In a recent hoax, online newspaper the Costa Rica Star deliberately published false and misleading information about immigration regulations in Costa Rica. The article upset many expats who have property, businesses and family in Costa Rica, but who have otherwise struggled with immigration rules. A day after its publications, the “editors” of the Costa Rica Star posted a note, admitting that it was false and done to educate readers on the dangers of taking advice from the Internet, and in this case their own “news” publication.
The hoax, which actually is a plagiarized article from four year ago, demonstrates how a publisher can abuse the trust it has developed with it readers. In past we have tended to think of paper publications as having credibility. This incident is seemingly supposed to undermine our trust in the Internet and small, independent publications.
On close inspection the Costa Rica Star seems like a legitimate news organization. They have advertisers who are real businesses with real reputations. These include Croc’s Casino Resort in Jaco, and attorney Jose Alfredo Campos of respected law firm of Lex Counsel in San José. Real estate agent broker Mari Brenes of Palm Real Estate also has a large, banner ad on the Costa Rica Star.
The Costa Rica Star also carries banner advertisements for the Tico Times Directory and the radio program, This Week in Costa Rica by Corey Ryan Coates.
Although the Costa Rica star does provide a physical address on its website, it does not provide detailed biographies of its contributors. It also fails to identify an editor.
Internet DNS records reveal that the parent domain is owned by one Enrico Cacciatore of the firm, Inversiones Italo Enca S.A. with an address near Plaza Mayor in San José. The technical contact is Adrian Eden, who provides an address in Escazu. This information is of public record, and available to anyone with an Internet connection.
Nic.cr does not allow transfer of ownership of domains, therefore the domain is still in my name an Eden is the technical contact to give him control until such time nic.cr does allow transfers.
-According to a statement from Mr. Cacciatore, he sold the domain to Adrian Eden and no longer is responsible for its content.
The identify of Marcel Evens, the supposed author of the article is a bit more ambiguous. He may indeed be a real person, one of the Star’s own “citizen journalists”, or perhaps he is an alias invented by its publishers. The question is important because a note on the webpage asserts the article as an opinion of author, and not of the newspaper.
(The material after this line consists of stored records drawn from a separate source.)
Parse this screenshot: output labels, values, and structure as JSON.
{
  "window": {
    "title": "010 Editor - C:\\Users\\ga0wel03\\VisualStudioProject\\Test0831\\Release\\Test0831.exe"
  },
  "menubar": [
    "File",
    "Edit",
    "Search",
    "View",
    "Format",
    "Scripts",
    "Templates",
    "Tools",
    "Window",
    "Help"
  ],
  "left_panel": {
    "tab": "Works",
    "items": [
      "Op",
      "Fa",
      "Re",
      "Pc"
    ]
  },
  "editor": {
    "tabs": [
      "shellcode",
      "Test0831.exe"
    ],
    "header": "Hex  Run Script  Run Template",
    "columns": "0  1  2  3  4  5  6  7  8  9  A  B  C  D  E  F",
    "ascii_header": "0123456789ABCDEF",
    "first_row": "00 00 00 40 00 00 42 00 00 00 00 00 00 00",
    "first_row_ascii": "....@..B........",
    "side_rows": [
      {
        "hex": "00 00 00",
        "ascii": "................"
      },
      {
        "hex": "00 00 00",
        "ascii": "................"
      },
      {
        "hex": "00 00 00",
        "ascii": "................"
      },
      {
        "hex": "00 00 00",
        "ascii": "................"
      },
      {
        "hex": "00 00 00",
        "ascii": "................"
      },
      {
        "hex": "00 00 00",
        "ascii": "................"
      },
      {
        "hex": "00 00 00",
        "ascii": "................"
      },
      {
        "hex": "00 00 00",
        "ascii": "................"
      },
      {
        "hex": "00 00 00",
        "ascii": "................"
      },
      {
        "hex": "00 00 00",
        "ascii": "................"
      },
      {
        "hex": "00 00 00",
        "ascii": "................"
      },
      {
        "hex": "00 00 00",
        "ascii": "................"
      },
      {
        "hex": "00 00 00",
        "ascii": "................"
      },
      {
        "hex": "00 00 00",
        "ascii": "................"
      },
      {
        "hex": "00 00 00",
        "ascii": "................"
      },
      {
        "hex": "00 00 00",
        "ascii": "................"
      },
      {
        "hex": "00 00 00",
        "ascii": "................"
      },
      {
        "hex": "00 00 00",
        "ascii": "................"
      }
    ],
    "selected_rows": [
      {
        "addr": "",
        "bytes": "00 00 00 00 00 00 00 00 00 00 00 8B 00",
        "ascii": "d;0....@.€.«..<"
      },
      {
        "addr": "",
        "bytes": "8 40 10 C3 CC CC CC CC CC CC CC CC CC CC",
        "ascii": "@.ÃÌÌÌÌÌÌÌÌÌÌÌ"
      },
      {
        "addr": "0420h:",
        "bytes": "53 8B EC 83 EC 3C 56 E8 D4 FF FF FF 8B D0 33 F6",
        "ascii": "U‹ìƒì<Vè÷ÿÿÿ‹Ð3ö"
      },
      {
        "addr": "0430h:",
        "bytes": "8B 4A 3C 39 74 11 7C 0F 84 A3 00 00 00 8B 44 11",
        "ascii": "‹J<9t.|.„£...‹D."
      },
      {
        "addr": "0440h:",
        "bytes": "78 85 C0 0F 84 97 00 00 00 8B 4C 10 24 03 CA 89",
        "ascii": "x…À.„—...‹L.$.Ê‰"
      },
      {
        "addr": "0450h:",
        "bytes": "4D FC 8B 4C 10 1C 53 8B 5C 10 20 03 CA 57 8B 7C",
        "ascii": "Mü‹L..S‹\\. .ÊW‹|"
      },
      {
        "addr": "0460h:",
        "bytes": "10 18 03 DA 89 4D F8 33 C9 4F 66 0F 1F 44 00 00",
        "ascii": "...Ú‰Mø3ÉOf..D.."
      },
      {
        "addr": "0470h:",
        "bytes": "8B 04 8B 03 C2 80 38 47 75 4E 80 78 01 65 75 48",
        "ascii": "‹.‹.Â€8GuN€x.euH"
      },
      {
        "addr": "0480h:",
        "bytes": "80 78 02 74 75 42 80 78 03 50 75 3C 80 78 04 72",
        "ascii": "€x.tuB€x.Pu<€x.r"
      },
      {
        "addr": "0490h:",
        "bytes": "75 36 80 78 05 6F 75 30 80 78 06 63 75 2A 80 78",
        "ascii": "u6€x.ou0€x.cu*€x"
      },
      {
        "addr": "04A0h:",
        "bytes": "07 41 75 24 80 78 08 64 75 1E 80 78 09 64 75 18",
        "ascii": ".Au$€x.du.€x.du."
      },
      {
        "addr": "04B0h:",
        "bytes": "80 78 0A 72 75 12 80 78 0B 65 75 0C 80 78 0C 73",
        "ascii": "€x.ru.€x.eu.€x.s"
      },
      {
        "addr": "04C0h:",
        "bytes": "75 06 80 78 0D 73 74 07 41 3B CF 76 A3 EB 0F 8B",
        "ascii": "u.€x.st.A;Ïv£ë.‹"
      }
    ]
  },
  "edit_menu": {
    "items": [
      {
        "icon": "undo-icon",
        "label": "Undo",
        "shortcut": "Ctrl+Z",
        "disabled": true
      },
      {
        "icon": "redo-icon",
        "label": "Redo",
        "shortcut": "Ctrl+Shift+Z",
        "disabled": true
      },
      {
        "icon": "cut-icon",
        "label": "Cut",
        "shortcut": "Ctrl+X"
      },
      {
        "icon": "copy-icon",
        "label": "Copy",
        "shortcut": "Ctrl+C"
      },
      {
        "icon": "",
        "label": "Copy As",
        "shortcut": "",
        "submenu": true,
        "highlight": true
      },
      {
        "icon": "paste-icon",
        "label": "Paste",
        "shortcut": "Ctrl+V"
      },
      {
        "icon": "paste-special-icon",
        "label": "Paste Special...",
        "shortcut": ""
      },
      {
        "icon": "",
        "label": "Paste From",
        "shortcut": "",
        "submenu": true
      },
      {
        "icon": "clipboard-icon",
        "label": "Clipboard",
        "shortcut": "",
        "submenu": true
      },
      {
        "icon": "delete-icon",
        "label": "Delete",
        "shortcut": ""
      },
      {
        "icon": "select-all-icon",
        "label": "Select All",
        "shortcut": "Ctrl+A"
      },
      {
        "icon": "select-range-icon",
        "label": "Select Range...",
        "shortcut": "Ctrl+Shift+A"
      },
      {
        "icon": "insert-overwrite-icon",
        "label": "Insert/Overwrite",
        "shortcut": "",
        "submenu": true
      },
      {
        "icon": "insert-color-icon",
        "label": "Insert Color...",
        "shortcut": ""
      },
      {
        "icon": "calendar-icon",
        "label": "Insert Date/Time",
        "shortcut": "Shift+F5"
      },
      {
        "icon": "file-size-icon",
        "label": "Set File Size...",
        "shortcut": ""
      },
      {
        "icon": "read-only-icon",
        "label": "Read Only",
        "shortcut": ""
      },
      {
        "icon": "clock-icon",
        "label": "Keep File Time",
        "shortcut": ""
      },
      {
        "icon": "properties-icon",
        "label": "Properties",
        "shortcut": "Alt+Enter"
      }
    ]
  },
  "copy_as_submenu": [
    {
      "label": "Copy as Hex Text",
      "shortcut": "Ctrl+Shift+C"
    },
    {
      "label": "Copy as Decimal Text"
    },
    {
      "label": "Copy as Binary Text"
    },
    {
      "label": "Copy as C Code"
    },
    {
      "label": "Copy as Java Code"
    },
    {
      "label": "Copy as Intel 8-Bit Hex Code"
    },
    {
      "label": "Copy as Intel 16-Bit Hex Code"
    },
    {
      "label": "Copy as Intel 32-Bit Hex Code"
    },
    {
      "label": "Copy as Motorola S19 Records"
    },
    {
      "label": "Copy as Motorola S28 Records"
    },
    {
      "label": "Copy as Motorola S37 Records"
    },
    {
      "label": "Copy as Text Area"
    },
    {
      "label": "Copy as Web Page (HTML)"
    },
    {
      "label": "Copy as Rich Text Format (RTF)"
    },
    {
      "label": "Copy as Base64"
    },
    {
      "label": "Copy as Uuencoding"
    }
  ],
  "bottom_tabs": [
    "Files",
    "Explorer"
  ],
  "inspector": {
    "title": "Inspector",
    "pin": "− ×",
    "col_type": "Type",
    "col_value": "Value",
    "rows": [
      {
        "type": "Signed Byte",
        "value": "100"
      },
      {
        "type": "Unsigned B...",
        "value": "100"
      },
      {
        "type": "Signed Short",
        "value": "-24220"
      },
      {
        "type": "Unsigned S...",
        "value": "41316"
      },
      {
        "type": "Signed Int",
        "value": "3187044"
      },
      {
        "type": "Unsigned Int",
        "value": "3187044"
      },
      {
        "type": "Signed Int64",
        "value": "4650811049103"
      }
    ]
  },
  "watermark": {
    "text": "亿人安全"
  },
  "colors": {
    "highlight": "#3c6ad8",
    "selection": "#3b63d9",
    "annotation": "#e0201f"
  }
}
The advertisers, and reputable people who have their names attached to the Costa Rica Star should remember that in business, credibility is everything. Without trust and integrity, businesses deals are in jeopardy and customers do not feel safe. When publishers engage in unethical behavior, then it reflects poorly on the reputations of everyone connected with them.
For this reason, I have prepared an online petition, directed as those who advertise with the Costa Rica Star. It asks that the advertisers end their support for the newspaper. I am asking those who believe what Costa Rica Star did is wrong to sign the petition.